Red and green make using subtractive color systems.
Mixing result of 30% green and 70% blue
Cobalt blue is a vivid, relatively light shade of blue. It was first created by mixing cobalt oxide with aluminum. This element has been used to color ceramics in China for over a thousand years. Even though it is poisonous to the unsuspecting, remember that you may use the color mixer tool by clicking on the pictures.
A fun fact to know is that the term teal comes from a bird (a type of duck) with teal-colored stripes on its head. Orange, or to be more specific, Maroon, is the complementary hue to teal, as you may know. Another fascinating fact is that orange and teal were popular in filmmaking in the twenty-first century.
In 1569, the color jade was first used as a color name in Spain. Jade gemstones are generally green in color and form jadeite or nephrite. They can, however, be white, blue, brown, red, black, or lavender.
What do green and blue make using additive color systems?
Additive mixing is a method of combining colored lights. Red, green, and blue are the three fundamental hues in color additive mixing. When these light hues are presented simultaneously on a screen, it appears white.
The image below shows that you get Cyan when you blend blue and green light equally. Isn’t that intriguing? Do you like to see more exciting effects from combining colored lights? You may use the Dopey color mixer tool’s premium edition.
Additive mixing is a technique for merging colors. Color additive mixing’s three primary colors are red, green, and blue. For example, Cyan is created by mixing blue and green light in equal proportions. Isn’t that fascinating? You may utilize the premium edition of Dopely’s color mixing tool.
Colored physical substance mixing relates to subtractive color mixing, hence our intuitive understanding of color mixing. Consider combining red and yellow paint to demonstrate the mechanism. The red paint is red because the composition of the substance absorbs all other hues in the visible spectrum except red when exposed to ambient light.
This method also applies to yellow paint, as it specifies the coloring of material objects. Because the red light isn’t absorbed, it bounces off the paint, which is what we perceive. When printing or painting on white surfaces, subtractive mixing generates diverse colors by blending a minor amount of ink or paint colors.
White is the absence of color, whereas a neutral dark gray or black is the presence of all three prominent hues. Although genuine pigments are not perfect, pure black is practically hard to obtain.
Cyan ink is also referred to as printer’s Cyan, process cyan, or process blue. While both the additive secondary and the subtractive primary are referred to as Cyan, they can be very different. Depending on the RGB color space and ink used, the cyan printer ink is typically more saturated than RGB secondary cyan.
There is no set method for converting CMYK primaries to RGB. This is due to the fact that, unlike additive color mixing, subtractive color mixing does not consistently produce the same result when mixing identical colors.

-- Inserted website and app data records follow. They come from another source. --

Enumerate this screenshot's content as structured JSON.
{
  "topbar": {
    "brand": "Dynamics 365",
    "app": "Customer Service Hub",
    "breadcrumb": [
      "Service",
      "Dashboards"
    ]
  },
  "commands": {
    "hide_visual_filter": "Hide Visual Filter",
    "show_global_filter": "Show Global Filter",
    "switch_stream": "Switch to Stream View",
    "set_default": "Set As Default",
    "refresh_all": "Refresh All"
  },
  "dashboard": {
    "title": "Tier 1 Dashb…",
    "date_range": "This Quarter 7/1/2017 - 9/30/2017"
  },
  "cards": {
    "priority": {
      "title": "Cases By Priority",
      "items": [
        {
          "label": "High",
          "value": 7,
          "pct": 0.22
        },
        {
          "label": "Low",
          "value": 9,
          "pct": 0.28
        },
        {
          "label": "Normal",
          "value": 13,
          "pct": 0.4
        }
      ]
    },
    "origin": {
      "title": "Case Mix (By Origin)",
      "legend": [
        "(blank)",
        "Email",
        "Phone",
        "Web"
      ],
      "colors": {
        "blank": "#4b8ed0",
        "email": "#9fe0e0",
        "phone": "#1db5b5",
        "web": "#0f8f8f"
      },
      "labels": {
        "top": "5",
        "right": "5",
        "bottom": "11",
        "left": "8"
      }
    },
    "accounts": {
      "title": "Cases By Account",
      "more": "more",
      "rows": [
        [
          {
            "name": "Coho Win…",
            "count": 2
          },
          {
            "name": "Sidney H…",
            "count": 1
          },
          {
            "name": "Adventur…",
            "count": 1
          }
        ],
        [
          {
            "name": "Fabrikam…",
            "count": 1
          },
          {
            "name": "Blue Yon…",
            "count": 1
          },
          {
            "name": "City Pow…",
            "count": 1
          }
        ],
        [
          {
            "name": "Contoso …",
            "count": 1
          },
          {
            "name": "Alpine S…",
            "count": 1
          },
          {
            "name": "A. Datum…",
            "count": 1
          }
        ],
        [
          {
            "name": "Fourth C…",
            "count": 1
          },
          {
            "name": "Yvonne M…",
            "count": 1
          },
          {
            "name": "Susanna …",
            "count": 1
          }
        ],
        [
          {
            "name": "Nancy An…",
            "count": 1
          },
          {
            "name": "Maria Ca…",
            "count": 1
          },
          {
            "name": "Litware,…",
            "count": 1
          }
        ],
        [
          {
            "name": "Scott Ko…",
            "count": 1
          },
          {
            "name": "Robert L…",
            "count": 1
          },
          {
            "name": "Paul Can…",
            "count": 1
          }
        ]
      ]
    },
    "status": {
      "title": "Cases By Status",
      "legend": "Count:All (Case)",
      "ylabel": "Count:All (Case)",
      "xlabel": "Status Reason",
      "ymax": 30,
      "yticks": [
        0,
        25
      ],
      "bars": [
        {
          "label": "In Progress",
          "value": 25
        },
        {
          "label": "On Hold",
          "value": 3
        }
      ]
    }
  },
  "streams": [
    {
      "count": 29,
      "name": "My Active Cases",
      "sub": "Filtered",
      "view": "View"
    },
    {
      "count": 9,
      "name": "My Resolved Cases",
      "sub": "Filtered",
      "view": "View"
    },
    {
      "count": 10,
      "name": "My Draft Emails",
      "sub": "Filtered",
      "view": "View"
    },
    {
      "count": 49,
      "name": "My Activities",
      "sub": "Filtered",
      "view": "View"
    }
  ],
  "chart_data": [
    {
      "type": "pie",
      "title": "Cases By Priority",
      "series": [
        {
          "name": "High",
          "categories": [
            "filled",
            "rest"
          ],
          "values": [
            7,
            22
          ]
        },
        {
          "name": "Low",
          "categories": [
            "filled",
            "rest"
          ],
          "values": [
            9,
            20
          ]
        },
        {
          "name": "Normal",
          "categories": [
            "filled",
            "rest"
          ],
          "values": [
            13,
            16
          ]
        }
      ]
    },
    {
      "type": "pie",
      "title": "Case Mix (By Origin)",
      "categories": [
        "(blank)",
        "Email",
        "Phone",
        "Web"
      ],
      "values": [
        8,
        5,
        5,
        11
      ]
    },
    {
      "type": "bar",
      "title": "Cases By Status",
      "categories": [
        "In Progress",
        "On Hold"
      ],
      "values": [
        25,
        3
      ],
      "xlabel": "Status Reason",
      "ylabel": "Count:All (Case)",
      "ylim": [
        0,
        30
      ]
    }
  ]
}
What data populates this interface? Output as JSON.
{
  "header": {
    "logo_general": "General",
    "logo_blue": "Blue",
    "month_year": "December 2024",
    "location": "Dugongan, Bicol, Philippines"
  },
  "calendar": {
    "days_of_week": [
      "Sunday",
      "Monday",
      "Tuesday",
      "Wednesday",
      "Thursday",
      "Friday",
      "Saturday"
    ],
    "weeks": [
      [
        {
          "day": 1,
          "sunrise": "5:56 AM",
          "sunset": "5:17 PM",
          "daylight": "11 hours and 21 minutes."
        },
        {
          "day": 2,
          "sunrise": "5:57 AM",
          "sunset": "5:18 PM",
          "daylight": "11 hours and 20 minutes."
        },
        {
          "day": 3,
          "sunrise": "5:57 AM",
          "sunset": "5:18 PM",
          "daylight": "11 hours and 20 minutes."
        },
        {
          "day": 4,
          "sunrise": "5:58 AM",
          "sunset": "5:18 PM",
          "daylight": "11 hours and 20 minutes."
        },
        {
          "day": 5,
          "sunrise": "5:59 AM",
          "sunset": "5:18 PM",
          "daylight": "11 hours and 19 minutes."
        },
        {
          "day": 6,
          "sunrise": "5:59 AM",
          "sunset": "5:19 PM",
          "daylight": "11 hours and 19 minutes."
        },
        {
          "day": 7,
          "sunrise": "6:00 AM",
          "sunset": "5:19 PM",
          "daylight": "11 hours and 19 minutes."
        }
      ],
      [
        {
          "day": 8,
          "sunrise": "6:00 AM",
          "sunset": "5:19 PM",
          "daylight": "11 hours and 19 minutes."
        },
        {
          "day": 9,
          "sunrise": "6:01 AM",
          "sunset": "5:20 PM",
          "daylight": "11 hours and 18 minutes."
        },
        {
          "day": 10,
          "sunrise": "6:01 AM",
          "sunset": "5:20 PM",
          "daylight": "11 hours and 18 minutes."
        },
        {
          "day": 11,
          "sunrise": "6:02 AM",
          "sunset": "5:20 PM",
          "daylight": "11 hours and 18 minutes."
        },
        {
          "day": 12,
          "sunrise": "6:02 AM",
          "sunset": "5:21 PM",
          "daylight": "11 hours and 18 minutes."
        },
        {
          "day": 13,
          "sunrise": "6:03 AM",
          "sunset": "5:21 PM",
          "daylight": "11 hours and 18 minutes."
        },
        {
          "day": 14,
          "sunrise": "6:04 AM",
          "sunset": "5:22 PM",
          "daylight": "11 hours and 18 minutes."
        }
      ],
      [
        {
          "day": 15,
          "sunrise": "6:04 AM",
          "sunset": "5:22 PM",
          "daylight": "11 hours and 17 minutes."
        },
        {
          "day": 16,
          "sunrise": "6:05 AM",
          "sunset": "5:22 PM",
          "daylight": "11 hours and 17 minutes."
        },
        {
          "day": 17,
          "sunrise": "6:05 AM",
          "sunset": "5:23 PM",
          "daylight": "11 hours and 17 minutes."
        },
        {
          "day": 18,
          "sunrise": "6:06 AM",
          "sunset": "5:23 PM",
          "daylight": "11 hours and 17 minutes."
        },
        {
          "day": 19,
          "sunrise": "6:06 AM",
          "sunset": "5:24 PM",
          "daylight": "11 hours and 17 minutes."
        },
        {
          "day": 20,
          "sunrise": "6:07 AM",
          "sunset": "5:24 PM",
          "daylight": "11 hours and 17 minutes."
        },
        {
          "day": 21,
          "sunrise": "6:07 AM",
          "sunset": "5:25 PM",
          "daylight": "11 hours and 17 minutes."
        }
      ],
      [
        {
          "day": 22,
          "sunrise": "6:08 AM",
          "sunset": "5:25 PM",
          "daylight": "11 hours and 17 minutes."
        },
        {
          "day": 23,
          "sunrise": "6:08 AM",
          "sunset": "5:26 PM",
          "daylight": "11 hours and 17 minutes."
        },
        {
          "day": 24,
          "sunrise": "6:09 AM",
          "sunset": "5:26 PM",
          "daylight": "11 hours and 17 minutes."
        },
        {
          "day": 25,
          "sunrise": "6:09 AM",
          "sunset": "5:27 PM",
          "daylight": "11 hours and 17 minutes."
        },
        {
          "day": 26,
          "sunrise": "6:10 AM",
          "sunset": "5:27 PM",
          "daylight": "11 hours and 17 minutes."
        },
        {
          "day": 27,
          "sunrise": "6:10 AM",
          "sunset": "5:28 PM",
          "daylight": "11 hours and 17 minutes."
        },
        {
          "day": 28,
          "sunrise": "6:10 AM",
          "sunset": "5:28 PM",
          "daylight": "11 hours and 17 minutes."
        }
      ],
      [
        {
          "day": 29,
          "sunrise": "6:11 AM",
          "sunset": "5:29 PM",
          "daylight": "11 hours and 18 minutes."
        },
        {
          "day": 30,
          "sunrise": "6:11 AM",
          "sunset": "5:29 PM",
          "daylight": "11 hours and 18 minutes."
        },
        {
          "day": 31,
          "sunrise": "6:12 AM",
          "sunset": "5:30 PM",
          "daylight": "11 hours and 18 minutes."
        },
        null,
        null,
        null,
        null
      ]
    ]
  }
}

You can produce practically any hue you desire if you look beyond the usual color mixing technique. In reality, you should no longer be perplexed about generating blue from green. Primary colors are the most common way to create new colors, but you can also build primary colors using other colors.
So, have fun with colors without worrying too much about what will happen. Believe me when I say that you can come up with something fresh every day. Pure water is nearly colorless but absorbs slightly more red light than blue, giving large volumes of water a bluish tint.
Increased scattering of blue light by fine particles in the water causes the blue color to shift toward green, resulting in a typically cyan net color. Cyanosis is an abnormal blueness of the skin that is usually caused by a lack of oxygen; patients are commonly referred to as “cyanotic.”